Riley Smith's Levi Scott (Fox)
Riley Smith's Levi Scott (Fox)

"One becomes a famous attorney to represent wrongfully convicted people, and then Levi kind of represents the mass majority of people that get out of prison, which is you have a dark cloud over you and people still think you’re guilty," he stated.

In the very first episode itself, the contrast between the Scott siblings is striking. Madeline is all suited up to take up wrongful conviction cases, and goes against Gore Bellows (Kelsey Grammer), the prosecutor who put them behind bars, and even manages to win all the cases. Levi, on the other hand, struggles to hold his life together. Despite working as a sports coach, he is immediately fired later in the episode.

He was happy till the time he had a job, or something to keep him occupied, but when the job is taken away from him, he spirals back into drugs and depression, which leads him to become a suspect again, mainly in the eyes of his own sister.

Smith said on taking up the role Levi Scott, he was mentored by Jason Strong, another famous case of wrongful conviction. Strong served 15 years in jail for a murder he did not commit. He was arrested by Waukegan police in Illinois and was wrongfully convicted for the murder of Mary Kate Sunderlin in 2000. He was released in May 2015.

In Strong's interview with the Chicago Tribune, he spoke about the loneliest day of his life, which was the day he was wrongfully convicted.
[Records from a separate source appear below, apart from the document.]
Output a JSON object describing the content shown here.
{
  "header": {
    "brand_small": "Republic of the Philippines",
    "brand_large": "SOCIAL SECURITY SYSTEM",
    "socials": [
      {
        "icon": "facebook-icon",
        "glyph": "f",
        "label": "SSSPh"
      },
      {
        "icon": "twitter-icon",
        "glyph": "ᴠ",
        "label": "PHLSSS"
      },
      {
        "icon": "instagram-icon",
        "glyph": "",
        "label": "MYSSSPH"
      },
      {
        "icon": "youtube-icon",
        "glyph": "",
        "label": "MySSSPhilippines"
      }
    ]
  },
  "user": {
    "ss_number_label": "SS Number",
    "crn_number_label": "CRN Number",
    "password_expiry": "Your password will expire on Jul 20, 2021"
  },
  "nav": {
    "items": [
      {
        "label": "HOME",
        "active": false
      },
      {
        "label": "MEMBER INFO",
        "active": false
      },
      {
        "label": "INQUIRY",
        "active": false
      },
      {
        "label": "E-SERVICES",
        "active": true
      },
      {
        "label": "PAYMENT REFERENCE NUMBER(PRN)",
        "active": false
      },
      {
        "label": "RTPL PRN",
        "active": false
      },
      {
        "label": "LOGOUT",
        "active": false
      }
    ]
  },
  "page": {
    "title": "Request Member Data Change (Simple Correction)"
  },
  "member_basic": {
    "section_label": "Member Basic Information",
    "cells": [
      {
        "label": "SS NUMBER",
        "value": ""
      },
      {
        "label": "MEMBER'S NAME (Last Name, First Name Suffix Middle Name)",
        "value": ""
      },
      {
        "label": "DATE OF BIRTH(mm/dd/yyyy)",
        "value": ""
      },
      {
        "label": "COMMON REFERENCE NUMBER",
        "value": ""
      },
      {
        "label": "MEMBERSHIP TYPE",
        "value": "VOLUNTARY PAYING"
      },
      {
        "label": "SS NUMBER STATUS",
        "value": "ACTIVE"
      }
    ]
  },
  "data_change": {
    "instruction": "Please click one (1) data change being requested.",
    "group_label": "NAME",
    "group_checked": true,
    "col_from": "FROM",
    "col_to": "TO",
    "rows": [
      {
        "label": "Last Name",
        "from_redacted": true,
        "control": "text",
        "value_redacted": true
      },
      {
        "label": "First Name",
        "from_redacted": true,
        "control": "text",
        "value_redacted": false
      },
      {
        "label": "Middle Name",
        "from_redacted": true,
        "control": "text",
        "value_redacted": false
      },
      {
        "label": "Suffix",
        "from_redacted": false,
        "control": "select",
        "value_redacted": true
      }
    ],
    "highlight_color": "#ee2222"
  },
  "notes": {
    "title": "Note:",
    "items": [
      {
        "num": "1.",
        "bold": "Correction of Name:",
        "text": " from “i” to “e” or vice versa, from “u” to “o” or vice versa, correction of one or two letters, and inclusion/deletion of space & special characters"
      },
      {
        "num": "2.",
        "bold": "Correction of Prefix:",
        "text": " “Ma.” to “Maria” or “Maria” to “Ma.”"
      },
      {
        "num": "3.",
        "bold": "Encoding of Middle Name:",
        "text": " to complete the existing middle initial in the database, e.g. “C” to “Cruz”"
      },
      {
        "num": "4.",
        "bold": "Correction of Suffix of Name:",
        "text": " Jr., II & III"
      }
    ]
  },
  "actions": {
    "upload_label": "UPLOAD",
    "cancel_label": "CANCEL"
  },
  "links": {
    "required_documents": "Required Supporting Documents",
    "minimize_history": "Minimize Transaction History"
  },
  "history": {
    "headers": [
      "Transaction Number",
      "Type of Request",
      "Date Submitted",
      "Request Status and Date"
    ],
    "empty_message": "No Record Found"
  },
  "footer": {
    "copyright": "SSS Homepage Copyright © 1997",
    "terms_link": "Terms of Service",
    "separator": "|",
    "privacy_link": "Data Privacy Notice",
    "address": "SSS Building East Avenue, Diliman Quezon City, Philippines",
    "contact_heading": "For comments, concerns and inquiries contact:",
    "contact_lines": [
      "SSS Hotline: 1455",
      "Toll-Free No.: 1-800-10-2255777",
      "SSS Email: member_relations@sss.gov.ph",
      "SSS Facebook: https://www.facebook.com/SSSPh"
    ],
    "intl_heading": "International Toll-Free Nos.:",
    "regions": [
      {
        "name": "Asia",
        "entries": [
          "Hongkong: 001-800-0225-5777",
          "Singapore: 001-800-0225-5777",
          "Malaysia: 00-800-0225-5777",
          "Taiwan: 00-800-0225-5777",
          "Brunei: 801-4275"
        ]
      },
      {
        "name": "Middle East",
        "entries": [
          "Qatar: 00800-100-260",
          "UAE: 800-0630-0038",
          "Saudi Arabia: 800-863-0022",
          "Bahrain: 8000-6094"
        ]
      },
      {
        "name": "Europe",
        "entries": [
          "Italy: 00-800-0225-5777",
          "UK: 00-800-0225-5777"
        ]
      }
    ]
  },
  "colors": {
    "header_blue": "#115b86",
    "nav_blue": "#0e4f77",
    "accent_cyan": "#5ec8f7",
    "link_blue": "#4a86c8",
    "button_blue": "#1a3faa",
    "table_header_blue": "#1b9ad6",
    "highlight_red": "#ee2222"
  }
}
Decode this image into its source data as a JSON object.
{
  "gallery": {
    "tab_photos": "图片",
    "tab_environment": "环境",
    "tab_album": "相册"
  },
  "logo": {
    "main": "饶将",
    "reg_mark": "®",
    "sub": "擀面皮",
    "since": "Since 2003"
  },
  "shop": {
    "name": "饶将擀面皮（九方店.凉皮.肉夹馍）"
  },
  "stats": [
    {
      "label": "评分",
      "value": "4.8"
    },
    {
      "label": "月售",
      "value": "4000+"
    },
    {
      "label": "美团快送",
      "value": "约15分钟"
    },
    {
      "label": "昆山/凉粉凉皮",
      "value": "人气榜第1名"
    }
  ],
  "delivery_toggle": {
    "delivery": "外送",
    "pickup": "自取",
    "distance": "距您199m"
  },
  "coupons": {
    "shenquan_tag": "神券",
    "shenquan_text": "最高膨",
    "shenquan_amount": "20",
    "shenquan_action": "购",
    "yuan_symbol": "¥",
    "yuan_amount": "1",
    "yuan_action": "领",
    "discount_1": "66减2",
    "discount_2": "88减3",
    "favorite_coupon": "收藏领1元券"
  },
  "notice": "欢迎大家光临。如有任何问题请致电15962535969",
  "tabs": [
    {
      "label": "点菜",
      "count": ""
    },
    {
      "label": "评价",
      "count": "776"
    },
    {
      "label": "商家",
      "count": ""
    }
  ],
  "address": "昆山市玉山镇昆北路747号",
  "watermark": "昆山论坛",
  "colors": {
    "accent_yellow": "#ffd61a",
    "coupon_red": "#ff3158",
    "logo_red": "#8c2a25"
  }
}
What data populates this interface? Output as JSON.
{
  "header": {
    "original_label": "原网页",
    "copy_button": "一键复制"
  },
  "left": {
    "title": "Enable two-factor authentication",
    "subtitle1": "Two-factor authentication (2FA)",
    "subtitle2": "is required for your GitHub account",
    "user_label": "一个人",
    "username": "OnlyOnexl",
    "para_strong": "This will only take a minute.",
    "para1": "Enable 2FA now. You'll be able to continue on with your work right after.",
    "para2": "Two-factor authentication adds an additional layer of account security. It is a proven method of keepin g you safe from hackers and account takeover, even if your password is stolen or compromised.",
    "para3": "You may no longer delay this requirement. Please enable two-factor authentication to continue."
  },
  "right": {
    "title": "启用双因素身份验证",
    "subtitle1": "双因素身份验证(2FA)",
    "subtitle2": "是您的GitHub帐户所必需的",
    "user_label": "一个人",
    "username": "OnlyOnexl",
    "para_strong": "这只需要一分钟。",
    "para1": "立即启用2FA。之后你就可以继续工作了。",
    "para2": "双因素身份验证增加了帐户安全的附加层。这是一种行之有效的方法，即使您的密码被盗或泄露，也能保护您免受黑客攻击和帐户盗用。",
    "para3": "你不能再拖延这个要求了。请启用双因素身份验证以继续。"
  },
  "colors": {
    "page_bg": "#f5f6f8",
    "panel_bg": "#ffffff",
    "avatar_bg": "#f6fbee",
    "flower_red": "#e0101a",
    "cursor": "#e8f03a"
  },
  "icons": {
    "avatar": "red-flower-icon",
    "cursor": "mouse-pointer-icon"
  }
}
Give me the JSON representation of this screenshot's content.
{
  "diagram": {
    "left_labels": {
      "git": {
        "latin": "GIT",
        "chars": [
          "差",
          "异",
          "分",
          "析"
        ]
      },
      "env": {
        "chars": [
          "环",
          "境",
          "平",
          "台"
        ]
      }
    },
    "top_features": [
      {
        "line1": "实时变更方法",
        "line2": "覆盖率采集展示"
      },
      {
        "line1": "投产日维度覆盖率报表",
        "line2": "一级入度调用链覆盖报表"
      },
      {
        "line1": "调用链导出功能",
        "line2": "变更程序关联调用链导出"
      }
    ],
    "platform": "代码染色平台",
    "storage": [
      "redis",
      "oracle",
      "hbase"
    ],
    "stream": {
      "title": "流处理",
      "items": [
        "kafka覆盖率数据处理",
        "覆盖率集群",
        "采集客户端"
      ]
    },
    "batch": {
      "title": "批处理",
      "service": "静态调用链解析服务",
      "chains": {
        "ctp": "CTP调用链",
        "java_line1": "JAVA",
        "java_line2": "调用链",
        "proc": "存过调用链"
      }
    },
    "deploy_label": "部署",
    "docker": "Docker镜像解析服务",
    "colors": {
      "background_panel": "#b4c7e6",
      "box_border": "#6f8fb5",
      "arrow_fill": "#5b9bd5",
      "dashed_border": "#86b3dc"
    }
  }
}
He broke down talking about his experience and says; "Life goes on but we don't."

When Smith bagged the role, he listened to a podcast about Jason and met him in Chicago. "I’ve learned so much about this process, and it’s just a really unfair situation," Smith said. "It’s hard to have relationships, and it’s hard to get jobs, and Levi carries an addiction that he picked up basically in prison that he’s trying to shake," Smith said adding Levi will go face to face with Bellows in later seasons and find the murderer of Rosemary Lynch because that is the only and ultimate way to clear his name. 

An article by an online privacy company, Abine noted that once a person is convicted, and is proven innocent, the person still remains guilty. Why? Because of the internet era. Pointing to Google, the report suggests that once a person is arrested, it's reported by a local newspaper, and the charges are dropped and he/she is proven innocent, the original article on the internet continues to live. "Now whenever anyone searches that person’s name, the arrest is one of the top Google results even though [they] weren’t guilty," the article reads.

The consequences of this are many, very much like what Levi Scott is facing. There's difficulty in getting a job or even getting into a relationship. "It seems unfair that even though the judicial system saw fit to remove all traces of the arrest from the person’s record, there’s no corresponding requirement that the local newspaper do the same. What’s the point of expunging a record when anyone with internet access can bring up an old, bogus arrest? Even if a court of law drops the matter, the court of public opinion has condemned that person for life," the article states.